Posts Tagged ‘search’
Just a bit ago, I wrote a post covering my favorite tools for monitoring conversations on Twitter.
I’d like to add one more to the bunch. Recently launched Summize is similar to TweetScan, but also unique in its capabilities and in turn, changes how we may view Twitter search. At the very minimum, it’s a basic search tool that operates similar to how you would naturally search in Yahoo or Google. Both tools bring Twitter alive and expose the layers of conversations taking place that matter to your personal life, your professional brand or the companies/products you may represent.
Thank you to Erick Schonfeld and Michael Arrington for giving me the opportunity share my vision, and experience, on the evolution of the press release on TechCrunch.
There’s certainly no shortage of opinions on where we are and where we need to be in order to improve the working relationships between PR and bloggers, journalists, and analysts and the brands we ultimately represent – including our own.

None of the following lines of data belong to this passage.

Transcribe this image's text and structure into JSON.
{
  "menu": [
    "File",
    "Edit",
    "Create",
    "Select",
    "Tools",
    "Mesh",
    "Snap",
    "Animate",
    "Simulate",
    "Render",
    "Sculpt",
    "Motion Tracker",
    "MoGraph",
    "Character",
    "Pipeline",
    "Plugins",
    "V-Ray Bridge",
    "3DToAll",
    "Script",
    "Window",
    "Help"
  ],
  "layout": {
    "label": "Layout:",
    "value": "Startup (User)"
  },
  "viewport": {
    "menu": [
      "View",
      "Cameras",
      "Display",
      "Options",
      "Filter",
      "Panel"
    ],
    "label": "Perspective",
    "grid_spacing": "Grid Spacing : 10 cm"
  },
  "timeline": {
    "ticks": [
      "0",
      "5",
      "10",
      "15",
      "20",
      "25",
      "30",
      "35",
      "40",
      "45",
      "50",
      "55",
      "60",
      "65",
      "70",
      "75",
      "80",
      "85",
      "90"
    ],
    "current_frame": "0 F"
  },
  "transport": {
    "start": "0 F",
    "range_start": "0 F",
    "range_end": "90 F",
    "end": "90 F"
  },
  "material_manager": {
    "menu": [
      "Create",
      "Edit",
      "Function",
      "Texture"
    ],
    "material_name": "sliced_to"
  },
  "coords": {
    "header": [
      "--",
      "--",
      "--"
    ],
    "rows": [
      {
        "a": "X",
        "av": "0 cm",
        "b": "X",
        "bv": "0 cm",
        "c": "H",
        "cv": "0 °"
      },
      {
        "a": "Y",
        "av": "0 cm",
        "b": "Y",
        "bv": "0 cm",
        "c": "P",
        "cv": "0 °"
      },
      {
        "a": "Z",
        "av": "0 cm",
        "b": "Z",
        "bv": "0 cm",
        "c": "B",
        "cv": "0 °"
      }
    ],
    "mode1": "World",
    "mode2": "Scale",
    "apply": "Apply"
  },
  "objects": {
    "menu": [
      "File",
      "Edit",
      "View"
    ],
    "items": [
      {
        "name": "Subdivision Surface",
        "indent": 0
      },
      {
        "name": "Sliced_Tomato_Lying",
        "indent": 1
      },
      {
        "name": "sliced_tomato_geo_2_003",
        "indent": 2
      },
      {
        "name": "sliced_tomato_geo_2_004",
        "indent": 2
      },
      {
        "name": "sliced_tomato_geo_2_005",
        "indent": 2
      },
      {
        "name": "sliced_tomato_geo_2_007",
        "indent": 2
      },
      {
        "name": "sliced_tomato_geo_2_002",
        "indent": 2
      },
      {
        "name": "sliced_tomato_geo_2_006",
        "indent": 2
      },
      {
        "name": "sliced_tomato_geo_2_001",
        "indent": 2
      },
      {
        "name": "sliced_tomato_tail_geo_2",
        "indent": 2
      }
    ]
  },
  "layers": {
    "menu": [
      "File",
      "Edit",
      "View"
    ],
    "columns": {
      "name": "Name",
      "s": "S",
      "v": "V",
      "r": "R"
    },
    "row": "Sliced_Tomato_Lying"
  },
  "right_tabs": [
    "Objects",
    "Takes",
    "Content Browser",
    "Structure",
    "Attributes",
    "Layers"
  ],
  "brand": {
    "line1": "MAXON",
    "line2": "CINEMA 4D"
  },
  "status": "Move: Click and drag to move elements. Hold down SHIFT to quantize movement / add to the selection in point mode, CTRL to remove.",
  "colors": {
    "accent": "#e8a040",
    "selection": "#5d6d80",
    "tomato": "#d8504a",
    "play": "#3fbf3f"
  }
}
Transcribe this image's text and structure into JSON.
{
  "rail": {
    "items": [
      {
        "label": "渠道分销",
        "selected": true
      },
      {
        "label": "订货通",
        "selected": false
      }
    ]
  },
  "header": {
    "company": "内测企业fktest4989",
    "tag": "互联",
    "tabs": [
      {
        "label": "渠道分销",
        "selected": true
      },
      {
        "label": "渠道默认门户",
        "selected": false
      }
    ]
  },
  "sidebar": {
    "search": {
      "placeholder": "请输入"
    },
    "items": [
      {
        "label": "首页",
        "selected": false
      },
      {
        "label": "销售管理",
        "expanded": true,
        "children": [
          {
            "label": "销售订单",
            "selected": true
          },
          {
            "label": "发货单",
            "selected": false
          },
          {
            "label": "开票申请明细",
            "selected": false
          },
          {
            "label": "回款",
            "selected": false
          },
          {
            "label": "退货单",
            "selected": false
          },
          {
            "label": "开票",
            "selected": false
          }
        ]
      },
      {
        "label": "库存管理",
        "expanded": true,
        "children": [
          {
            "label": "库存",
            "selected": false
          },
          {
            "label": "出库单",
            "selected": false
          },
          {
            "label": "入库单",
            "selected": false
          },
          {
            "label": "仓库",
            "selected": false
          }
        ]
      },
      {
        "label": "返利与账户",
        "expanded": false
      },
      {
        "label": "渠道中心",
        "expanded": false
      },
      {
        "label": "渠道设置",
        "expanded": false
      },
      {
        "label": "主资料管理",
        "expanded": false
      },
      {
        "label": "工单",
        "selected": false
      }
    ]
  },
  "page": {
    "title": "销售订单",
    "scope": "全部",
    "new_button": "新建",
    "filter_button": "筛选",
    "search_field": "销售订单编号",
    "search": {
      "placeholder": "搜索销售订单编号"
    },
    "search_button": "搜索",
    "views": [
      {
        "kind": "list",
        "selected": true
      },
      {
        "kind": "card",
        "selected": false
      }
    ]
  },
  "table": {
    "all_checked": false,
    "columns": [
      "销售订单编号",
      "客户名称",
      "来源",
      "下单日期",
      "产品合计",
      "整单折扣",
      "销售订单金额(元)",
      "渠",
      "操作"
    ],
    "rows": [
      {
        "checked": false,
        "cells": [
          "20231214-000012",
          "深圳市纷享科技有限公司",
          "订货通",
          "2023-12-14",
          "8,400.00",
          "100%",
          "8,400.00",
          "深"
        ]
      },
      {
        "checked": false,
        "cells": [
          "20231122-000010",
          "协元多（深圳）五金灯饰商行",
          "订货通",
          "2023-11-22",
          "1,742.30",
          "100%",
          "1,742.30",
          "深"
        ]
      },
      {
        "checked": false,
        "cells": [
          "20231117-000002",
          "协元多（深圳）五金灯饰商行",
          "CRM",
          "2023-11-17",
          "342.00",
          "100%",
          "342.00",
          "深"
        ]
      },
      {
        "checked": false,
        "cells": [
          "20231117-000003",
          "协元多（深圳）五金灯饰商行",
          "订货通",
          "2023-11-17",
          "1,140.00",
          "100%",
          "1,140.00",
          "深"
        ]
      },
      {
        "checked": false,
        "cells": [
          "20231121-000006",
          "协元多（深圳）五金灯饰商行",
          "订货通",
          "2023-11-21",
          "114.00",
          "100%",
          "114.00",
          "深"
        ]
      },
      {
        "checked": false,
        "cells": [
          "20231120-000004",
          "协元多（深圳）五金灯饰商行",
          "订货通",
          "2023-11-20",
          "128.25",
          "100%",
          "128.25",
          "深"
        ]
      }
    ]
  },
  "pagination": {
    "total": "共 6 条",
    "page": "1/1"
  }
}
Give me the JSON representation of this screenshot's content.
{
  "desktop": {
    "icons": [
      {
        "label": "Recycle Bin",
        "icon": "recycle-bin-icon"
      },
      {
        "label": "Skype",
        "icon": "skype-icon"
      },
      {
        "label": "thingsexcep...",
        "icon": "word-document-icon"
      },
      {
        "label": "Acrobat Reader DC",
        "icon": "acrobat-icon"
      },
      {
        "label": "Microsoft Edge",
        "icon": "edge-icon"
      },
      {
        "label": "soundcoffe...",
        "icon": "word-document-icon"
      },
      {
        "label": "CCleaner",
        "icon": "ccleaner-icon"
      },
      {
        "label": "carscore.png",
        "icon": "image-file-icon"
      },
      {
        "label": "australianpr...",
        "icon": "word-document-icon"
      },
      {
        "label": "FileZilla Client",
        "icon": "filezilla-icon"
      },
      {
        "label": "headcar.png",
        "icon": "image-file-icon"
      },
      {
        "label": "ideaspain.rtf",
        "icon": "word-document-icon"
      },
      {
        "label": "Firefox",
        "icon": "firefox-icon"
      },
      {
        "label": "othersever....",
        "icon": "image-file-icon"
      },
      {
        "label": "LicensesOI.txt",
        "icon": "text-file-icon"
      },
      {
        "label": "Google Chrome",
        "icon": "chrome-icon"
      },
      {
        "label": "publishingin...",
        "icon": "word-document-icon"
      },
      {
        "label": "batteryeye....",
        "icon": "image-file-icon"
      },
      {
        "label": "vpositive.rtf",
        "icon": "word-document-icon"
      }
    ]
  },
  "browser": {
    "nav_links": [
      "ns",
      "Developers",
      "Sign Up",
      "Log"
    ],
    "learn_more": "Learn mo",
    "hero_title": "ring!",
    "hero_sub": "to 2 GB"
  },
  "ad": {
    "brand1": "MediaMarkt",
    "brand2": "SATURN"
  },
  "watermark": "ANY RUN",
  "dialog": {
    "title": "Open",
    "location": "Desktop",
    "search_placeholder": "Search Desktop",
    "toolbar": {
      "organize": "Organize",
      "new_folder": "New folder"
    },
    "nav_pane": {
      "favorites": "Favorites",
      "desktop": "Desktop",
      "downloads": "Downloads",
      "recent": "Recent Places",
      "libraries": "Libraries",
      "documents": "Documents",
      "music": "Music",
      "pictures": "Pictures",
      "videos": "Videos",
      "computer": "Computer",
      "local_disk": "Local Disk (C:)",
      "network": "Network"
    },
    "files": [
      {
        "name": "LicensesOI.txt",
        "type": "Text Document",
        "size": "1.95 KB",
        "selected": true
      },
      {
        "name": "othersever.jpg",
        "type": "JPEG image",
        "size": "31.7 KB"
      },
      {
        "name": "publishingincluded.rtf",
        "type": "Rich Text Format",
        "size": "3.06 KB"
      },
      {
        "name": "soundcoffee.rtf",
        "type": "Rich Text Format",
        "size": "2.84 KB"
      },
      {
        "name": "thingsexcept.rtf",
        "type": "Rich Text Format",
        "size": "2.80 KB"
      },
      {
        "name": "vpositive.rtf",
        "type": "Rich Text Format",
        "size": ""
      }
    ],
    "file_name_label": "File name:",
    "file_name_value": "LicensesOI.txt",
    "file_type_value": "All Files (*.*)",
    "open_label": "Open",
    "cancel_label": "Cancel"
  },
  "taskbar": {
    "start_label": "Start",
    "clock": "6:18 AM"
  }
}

There are just better ways to share information, and hopefully, this post helps you.
Social Media is everything you know and nothing about what you think or do in marketing. Sounds strange eh? It’s true though.
Think about how you approach marketing campaigns today and the picture will become a bit clearer.
- You evaluate target demographics.
- Develop strategic messages.
- Conduct an audit or focus group.
- Revise messages and fine-tune the plan.
- Determine the broadcast mechanisms to push your content.
- Go live.
Todd Defren and Brian Solis.
The Social Media Release (SMR) is gaining traction and visibility and is now looked to by many as the savior of the traditional press release – which may honestly be too great a task for any one tool. But, at the very least, the discussions around the SMR are fueling the evolution and improvement of the press release overall.
When Twitter originally launched, it offered an integrated, basic directory search function. For one reason or another, it vanished over night. It was a disappointing move as I, like many, relied on search to catch up with friends that we knew were on Twitter, but we were all too busy to remember the IDs, let alone add them to our email signatures and business cards for future reference.
Daya Baran, president of WebGuild, let me know about an event that they are hosting on November 29 at Google.
* How web 2.0 companies can increase their traffic and ranking using search engines.
* Why all content can’t be tucked away behind a membership login?
* How to open up internal data to the search engines without compromising user privacy?
* Structural barriers limiting indexability and maximizing the spiderability of web sites.
I missed Trexy at the recent SES show in San Jose. Co-founder Megan Hamilton was persistent, yet extremely polite, so I promised I’d follow through on a post.
Trexy was started by brother and sister team , Nigel and Megan Hamilton. They grew up in Australia and are now living in London. They have been on a mission for the last four years to create the best search engine possible. With only sweat capital to spend, they rolled up their sleeves and created the technology behind Trexy.
I have held some of the most refreshing conversations at SES in San Jose this week, as well as attended incredibly insightful and helpful sessions. More to report once I can catch my breath. In the mean time, take a look at Lee Odden’s Online Marketing Blog for solid show summaries.
Google Dance V was a blast last night – although I had to eat afterwards because the food wasn’t appetizing (AT ALL) – sorry Google Chefs!
Brian Solis is principal at Altimeter Group, a research firm focused on disruptive technology. A digital analyst, sociologist, and futurist, Solis has studied and influenced the effects of emerging technology on business, marketing, and culture. Solis is also globally recognized as one of the most prominent thought leaders and published authors in new media. His new book, What's the Future of Business (WTF), explores the landscape of connected consumerism and how business and customer relationships unfold and flourish in four distinct moments of truth. His previous book, The End of Business as Usual, explores the emergence of Generation-C, a new generation of customers and employees and how businesses must adapt to reach them. Prior to End of Business, Solis released Engage, which is regarded as the industry reference guide for businesses to market, sell and service in the social web.